It is just over a year since thousands of students took to the streets to protest against government plans to triple tuition fees to a maximum of £9,000 a year.
Angry young people loudly voiced their displeasure at the prospect of decades of debt totalling over £40,000, once maintenance loans are factored in.
However, 12 months on, and with the fees rise due to kick in next year, has it actually stopped students from applying, as some predicted?
I asked this year’s school leavers how the rise had affected their decision whether or not to attend university, and heard their reaction to being left with three times more debt than those just one year ahead of them.
After all the initial fuss, is it really that big a deal?
Certainly it appears the stance has softened for some. Few students found the fees rise more difficult to swallow than Liberal Democrat voters.

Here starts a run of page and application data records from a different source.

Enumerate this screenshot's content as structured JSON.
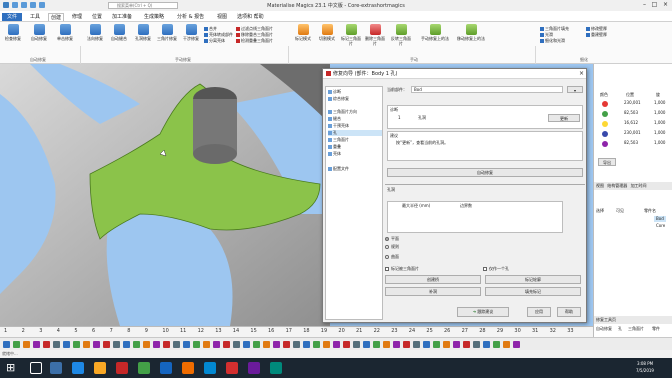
{
  "app": {
    "title": "Materialise Magics 23.1 中文版 - Core-extrashortmagics",
    "menus": [
      "文件",
      "工具",
      "创建",
      "修理",
      "位置",
      "加工准备",
      "生成策略",
      "分析 & 报告",
      "视图",
      "选项和 帮助"
    ],
    "search_placeholder": "搜索菜单(Ctrl + Q)"
  },
  "ribbon": {
    "auto_fix": [
      "检查修复",
      "自动修复",
      "单击修复"
    ],
    "auto_fix_group": "自动修复",
    "manual": [
      "法向修复",
      "自动缝合",
      "孔洞修复",
      "三角片修复",
      "干涉修复"
    ],
    "manual_small": [
      "合并",
      "壳体转成部件",
      "分离壳体"
    ],
    "manual_small2": [
      "过滤点线三角面片",
      "移除重合三角面片",
      "检测重叠三角面片"
    ],
    "manual_group": "手动修复",
    "extra": [
      "标记模式",
      "切割模式",
      "标记三角面片",
      "删除三角面片",
      "反转三角面片",
      "手动修复上的法",
      "移动修复上的法"
    ],
    "extra_group": "手动",
    "right_small": [
      "三角面片填充",
      "光滑",
      "细化和光滑"
    ],
    "right_small2": [
      "修改壁厚",
      "重建壁厚"
    ],
    "right_group": "细化"
  },
  "ruler": [
    "1",
    "2",
    "3",
    "4",
    "5",
    "6",
    "7",
    "8",
    "9",
    "10",
    "11",
    "12",
    "13",
    "14",
    "15",
    "16",
    "17",
    "18",
    "19",
    "20",
    "21",
    "22",
    "23",
    "24",
    "25",
    "26",
    "27",
    "28",
    "29",
    "30",
    "31",
    "32",
    "33"
  ],
  "dialog": {
    "title": "修复向导 (部件：Body 1 孔)",
    "nav": [
      "诊断",
      "综合修复",
      "三角面片方向",
      "缝合",
      "干预壳体",
      "孔",
      "三角面片",
      "重叠",
      "壳体",
      "配置文件"
    ],
    "current_part_label": "当前部件：",
    "current_part": "Bod",
    "diag_label": "诊断",
    "diag_count": "1",
    "diag_item": "孔洞",
    "update_btn": "更新",
    "advice_label": "建议",
    "advice_text": "按“更新”，查看当前的孔洞。",
    "auto_fix_btn": "自动修复",
    "tabs_label": "孔洞",
    "col1": "最大半径 (mm)",
    "col2": "边界数",
    "options": [
      "平面",
      "规则",
      "曲面"
    ],
    "check1": "标记被三角面片",
    "check2": "仅作一个孔",
    "btns": [
      "创建桥",
      "标记轮廓",
      "补洞",
      "填充标记"
    ],
    "bottom": [
      "跟踪建议",
      "应用",
      "帮助"
    ]
  },
  "right_panel": {
    "cols": [
      "颜色",
      "位置",
      "旋"
    ],
    "rows": [
      {
        "pos": "230,001",
        "val": "1,000",
        "color": "#e53935"
      },
      {
        "pos": "82,503",
        "val": "1,000",
        "color": "#43a047"
      },
      {
        "pos": "16,612",
        "val": "1,000",
        "color": "#fdd835"
      },
      {
        "pos": "230,001",
        "val": "1,000",
        "color": "#3949ab"
      },
      {
        "pos": "82,503",
        "val": "1,000",
        "color": "#8e24aa"
      }
    ],
    "export_label": "导出",
    "tabs": [
      "视图",
      "结构管理器",
      "加工时间"
    ],
    "part_header": [
      "选择",
      "可见",
      "零件名"
    ],
    "parts": [
      "Bod",
      "Core"
    ],
    "bottom_tabs": [
      "修复工具页",
      "自动修复",
      "三角面片",
      "孔",
      "三角面片",
      "壳体"
    ],
    "bottom_cols": [
      "壳体",
      "孔",
      "三角面片",
      "零件"
    ]
  },
  "status": "就绪中...",
  "clock": {
    "time": "3:08 PM",
    "date": "7/5/2019"
  }
}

Their party infamously pledged to oppose any rise in tuition fees, and it was the reversal of this decision that arguably proved the catalyst for the 2010 demonstration.

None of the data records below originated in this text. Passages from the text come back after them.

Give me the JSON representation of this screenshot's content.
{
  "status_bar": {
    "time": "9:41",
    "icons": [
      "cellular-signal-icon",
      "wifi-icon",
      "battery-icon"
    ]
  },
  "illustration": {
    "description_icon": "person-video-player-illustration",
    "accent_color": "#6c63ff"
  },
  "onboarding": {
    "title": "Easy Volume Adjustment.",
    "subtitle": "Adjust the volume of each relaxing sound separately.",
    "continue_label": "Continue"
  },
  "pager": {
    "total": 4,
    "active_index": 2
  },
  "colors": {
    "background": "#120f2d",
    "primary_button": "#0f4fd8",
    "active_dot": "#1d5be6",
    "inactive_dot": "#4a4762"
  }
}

Despite that, Sarah Harding of the Liberal Youth Society at University of Manchester (UoM) says that since attending those protests, the group has made “more constructive attempts” to show their displeasure.
These include lobbying Westminster and media appearances to get their opinion across, chiefly that higher education should be paid for through general taxation.

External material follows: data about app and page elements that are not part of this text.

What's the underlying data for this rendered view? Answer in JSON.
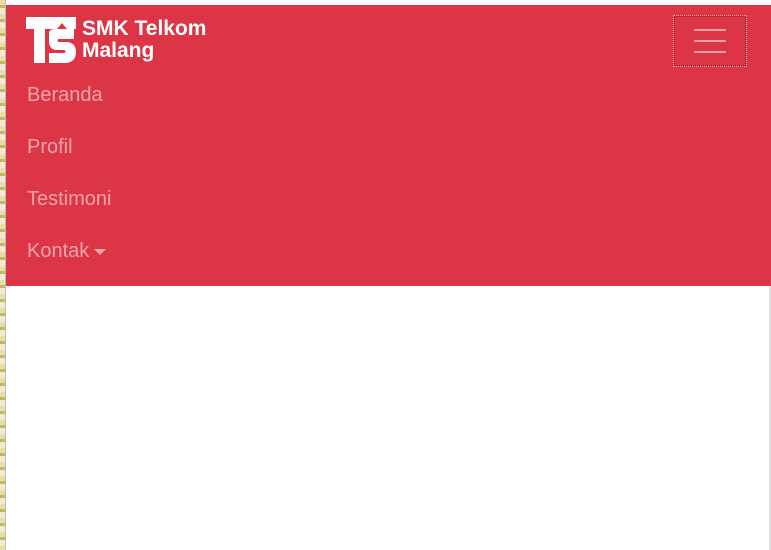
{
  "brand": {
    "line1": "SMK Telkom",
    "line2": "Malang",
    "logo_icon": "ts-logo-icon"
  },
  "toggler": {
    "icon": "hamburger-icon"
  },
  "nav": {
    "items": [
      {
        "label": "Beranda"
      },
      {
        "label": "Profil"
      },
      {
        "label": "Testimoni"
      },
      {
        "label": "Kontak",
        "icon": "caret-down-icon"
      }
    ]
  },
  "colors": {
    "navbar_bg": "#dc3545",
    "link": "rgba(255,255,255,0.55)",
    "brand_text": "#ffffff"
  }
}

Naturally, Labour students are more forceful in their opposition. Matthew Fright was an executive member of Manchester Labour Students during his studies, and has gone on to study further at Cambridge.
“It is an eye-watering level to pay founded upon dubious stats,” he said.
“It cannot be right that my parents’ generation were educated for free, my brother’s generation paid £1,500 per year, I paid £3,000 and my neighbours will pay triple that.”
UoM’s other main political society, Conservative Future, were unavailable for comment.
Issues with the system are manifold. Many students have observed that, despite paying more, they will not see an improvement in education standards.
The view that young people from poorer families will be put off applying continues to linger, as does the feeling that humanities and arts degrees, which have already suffered substantial cuts in funding, will see a fall in application numbers.
Neeraja Sankar of UoM’s International Business, Finance and Economics Society said: “In general, students are quite unhappy about the fee rise, as they see no point in it if it does not directly translate into better quality of education and better facilities for the students.”
This view is echoed by many UoM societies. Stan Reinholds of Manchester Entrepreneurs said: “The main concern is around family members. Having brothers and sisters going into higher education that is not delivering the quality that is actually needed is the major concern.”
Biology student Martin Carroll added: “I think the fee rise is stupid to be honest. They talk about increasing attendance of people from poorer families but then triple the cost of actually going.”
However, despite these concerns, it seems that many students are still prepared to take the university route, while recent graduates claim higher fees would not have changed their decision to go into higher education.
“There will always be help available for the fees and hopefully, a degree will lead to a job in which you can pay back the money,” said Elizabeth Preece, who starts a £9,000 a year music degree next year.
However, she admits that people she knows have deferred entry for a year in order to raise money to pay for their degree.
“I think universities will lose students if they continue the fee increase and will be worse off for it,” she said.
Former students seemed to agree that they would still have gone to university if they had faced the higher fees, regardless of their chosen degree.
French and Italian graduate James Hammacott hopes to study for a Masters, and whilst he expressed concerns that postgraduate study was made more difficult by the fees rise, he admitted it would have had no bearing on his decision to choose university.
He said: “I and many others would take the attitude of ‘in for a penny in for a pound’. In times of lower fees I would have been lumbered with an overwhelming debt anyway, why not lump a few more thousand on top?”
Chemical Engineering graduate Sam Helliwell added: “I would definitely still have gone; I just would have been a bit grumpier about fees afterwards. It’ll pay for itself eventually.”
The University of Manchester declined to speculate on whether application numbers would suffer in the wake of the rise, but they did provide figures for the last two academic years.
These revealed a rise of just 1% across all schools over the two years. In fact, only the Faculty of Life Sciences saw any movement at all, a 13% increase in applications.
This steady rate will make any potential decrease seem even starker, with UCAS figures revealing a national increase in applications of just 2.1% for the current year, compared with 15.3% between 2009 and 2010.
However, it does not necessarily have to be all about money.
If students are to forego the prospect of a university education, some have their own theory as to why.
“The truth is that University is not about education anymore, it’s all about getting a job and it is clearly failing to deliver what is promised,” said Mr Reinholds, citing high unemployment figures.
Mr Fright added: “Institutions which have stood for centuries to further advance human knowledge are being debased into qualification ejaculating bodies whose sole aim is to equip their students with a piece of paper to get a job.”
If that is true, it seems it is enough for a lot of students. While there are apparently plenty of reasons for young people to shy away from university, it appears many are prepared to battle on in an attempt to achieve their aims.